« Reply #14 on: May 28, 2017, 08:53:25 AM »
I haven't played with the 328P much, but according to the data sheet, section 9.10:

When using the Timer/Counter Oscillator, the system clock needs to be four times the
oscillator frequency. Due to this and the pin sharing, the Timer/Counter Oscillator can only be used when the
Calibrated Internal RC Oscillator is selected as system clock source.


So I suppose you could replace the resonator with a 32.768 kHz crystal, use the internal 8 MHz RC oscillator for the main clock (with suitable fuse changes), and use the 32.768 kHz crystal for Timer 2.  But I haven't tried it so I don't know if there are any issues you would run into.

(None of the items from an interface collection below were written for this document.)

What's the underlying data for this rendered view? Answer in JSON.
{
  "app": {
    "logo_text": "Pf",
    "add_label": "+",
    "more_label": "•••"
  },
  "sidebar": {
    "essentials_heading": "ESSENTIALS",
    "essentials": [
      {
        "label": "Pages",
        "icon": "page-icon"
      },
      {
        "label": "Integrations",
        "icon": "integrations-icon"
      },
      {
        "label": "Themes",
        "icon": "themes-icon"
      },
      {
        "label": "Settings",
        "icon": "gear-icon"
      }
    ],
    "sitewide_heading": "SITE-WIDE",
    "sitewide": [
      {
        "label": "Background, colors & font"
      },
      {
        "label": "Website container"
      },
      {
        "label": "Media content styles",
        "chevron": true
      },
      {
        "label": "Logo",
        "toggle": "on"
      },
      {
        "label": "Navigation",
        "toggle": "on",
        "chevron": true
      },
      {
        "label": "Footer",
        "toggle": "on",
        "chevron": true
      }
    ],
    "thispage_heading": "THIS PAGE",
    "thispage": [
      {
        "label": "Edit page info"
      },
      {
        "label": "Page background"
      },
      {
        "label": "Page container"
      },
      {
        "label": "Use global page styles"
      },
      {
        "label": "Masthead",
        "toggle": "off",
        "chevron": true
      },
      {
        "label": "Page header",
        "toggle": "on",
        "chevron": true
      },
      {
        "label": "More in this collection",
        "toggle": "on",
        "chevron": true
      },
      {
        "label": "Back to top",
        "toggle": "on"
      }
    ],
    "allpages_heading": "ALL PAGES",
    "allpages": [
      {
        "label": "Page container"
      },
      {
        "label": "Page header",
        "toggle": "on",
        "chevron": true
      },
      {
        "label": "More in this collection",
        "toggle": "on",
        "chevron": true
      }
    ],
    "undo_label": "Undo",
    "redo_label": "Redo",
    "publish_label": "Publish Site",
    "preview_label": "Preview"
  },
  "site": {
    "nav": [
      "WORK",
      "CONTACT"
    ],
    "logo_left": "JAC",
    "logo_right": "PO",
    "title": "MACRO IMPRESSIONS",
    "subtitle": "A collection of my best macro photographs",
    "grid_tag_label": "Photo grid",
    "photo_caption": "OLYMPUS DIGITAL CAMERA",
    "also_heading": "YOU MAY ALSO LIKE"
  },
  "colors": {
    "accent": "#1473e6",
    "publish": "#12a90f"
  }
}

I haven't done it myself (yet), but searching "328p timer2 32.768" suggests this is a well-worn path.  Looks like (https://www.avrprogrammers.com/howto/atmega328-power) this will use less power than most RTCs, but obviously trading off features.  I will probably run at 8MHz in this application regardless.